* **Data**:

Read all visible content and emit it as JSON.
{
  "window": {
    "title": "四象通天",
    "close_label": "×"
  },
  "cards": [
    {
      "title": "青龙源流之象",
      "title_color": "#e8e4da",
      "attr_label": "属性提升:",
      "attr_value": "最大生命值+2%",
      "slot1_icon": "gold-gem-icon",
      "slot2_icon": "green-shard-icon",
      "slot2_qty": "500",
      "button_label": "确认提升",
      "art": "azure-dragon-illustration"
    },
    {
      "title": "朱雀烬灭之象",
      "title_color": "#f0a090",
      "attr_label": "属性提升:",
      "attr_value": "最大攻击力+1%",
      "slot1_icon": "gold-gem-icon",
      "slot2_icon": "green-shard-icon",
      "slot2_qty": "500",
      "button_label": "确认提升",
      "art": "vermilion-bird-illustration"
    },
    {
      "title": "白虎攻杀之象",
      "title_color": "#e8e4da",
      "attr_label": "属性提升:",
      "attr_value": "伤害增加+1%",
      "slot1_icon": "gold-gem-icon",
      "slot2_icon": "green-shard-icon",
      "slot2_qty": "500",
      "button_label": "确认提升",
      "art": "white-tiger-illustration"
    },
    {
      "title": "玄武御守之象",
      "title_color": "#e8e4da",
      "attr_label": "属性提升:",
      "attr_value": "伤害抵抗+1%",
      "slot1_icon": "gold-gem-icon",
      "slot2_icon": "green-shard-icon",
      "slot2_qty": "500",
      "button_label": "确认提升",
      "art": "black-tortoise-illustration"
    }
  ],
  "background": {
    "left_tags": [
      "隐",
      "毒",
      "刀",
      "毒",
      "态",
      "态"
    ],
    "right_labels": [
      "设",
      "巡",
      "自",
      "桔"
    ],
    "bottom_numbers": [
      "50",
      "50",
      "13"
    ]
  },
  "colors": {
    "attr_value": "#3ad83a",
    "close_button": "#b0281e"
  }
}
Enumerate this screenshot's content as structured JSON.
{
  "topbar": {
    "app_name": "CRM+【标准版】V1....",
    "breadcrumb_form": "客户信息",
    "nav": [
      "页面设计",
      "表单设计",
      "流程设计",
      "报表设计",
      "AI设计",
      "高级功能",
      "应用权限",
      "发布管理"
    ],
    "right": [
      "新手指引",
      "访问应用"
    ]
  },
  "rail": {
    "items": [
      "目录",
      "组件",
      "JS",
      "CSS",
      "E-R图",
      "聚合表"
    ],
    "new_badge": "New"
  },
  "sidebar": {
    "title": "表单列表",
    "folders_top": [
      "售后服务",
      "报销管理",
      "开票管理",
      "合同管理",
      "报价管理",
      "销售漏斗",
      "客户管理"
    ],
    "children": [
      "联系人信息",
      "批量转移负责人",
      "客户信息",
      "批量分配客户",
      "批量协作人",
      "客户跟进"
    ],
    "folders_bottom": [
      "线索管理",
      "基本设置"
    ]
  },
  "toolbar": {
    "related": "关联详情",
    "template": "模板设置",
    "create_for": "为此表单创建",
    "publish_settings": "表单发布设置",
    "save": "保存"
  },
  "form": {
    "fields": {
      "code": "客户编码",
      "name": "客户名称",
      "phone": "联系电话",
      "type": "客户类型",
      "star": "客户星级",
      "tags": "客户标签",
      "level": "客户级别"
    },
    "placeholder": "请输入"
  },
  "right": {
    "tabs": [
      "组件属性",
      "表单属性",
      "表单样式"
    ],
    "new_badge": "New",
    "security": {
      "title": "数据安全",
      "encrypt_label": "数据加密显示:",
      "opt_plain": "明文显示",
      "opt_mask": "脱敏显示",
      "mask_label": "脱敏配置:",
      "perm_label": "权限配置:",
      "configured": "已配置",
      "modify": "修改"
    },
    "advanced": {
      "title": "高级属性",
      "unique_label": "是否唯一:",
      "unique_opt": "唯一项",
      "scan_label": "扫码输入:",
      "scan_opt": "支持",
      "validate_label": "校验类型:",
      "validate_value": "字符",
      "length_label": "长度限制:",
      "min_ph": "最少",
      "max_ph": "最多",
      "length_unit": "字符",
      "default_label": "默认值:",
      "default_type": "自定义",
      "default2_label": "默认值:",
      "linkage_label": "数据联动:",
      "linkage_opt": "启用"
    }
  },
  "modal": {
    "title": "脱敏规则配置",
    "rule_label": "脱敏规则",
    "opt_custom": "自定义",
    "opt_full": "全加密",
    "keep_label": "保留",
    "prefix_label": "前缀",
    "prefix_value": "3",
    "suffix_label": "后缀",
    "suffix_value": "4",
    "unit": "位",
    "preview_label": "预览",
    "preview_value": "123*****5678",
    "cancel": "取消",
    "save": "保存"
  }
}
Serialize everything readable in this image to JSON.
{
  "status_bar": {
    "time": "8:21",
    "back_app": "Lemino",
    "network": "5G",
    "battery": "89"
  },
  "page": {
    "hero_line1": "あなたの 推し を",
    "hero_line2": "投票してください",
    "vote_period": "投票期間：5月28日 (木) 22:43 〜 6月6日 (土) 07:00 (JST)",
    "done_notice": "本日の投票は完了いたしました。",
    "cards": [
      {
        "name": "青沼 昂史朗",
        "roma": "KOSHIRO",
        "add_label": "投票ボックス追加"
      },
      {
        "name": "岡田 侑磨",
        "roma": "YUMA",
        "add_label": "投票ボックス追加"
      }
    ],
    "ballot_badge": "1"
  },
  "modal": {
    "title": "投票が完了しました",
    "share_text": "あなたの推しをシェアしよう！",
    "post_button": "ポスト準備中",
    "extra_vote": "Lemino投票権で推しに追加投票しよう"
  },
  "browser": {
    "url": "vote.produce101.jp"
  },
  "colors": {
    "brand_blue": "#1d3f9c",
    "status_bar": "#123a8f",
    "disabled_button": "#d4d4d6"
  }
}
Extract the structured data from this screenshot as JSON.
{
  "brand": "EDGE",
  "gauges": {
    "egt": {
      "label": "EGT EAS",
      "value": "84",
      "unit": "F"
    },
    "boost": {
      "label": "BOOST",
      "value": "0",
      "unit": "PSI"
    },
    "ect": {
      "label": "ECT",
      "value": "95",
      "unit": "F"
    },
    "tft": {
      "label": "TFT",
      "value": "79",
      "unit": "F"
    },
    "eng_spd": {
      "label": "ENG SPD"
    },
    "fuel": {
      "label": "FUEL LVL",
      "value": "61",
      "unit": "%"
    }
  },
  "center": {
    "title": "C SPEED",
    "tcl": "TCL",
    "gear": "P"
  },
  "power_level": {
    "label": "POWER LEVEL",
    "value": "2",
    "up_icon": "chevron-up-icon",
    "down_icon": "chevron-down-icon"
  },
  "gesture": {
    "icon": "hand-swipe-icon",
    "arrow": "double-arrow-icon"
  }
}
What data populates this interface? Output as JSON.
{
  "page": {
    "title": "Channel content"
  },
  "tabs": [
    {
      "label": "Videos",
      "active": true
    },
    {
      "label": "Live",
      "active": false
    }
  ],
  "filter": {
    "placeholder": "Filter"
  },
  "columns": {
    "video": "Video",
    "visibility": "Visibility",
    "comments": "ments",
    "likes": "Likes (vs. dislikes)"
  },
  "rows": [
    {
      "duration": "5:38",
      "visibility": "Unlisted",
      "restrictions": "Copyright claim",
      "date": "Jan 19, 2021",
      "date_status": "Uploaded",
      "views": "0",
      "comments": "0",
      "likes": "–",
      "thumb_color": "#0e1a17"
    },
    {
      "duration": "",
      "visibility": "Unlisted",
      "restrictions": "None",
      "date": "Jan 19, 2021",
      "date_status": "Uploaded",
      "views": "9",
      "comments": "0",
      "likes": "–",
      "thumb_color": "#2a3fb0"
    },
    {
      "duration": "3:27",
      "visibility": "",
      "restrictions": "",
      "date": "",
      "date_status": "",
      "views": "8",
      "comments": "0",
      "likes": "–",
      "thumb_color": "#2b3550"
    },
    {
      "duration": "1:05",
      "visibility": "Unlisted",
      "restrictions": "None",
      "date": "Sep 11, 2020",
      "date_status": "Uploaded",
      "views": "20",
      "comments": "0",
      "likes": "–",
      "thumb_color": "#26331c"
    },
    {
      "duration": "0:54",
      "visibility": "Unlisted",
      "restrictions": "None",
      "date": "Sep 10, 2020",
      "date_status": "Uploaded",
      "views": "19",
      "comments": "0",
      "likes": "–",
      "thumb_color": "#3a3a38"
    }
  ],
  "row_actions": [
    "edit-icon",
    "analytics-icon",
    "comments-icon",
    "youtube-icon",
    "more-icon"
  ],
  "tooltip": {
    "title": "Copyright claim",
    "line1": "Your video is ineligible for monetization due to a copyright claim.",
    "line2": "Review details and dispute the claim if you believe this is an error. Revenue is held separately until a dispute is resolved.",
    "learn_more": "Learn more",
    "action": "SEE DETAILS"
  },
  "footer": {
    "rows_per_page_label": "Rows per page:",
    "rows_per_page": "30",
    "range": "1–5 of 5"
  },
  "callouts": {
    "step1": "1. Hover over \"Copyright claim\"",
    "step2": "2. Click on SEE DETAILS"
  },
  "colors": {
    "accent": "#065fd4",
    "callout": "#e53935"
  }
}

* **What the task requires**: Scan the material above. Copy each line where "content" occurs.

* **Answer box**:
Read all visible content and emit it as JSON.
Enumerate this screenshot's content as structured JSON.
    "title": "Channel content"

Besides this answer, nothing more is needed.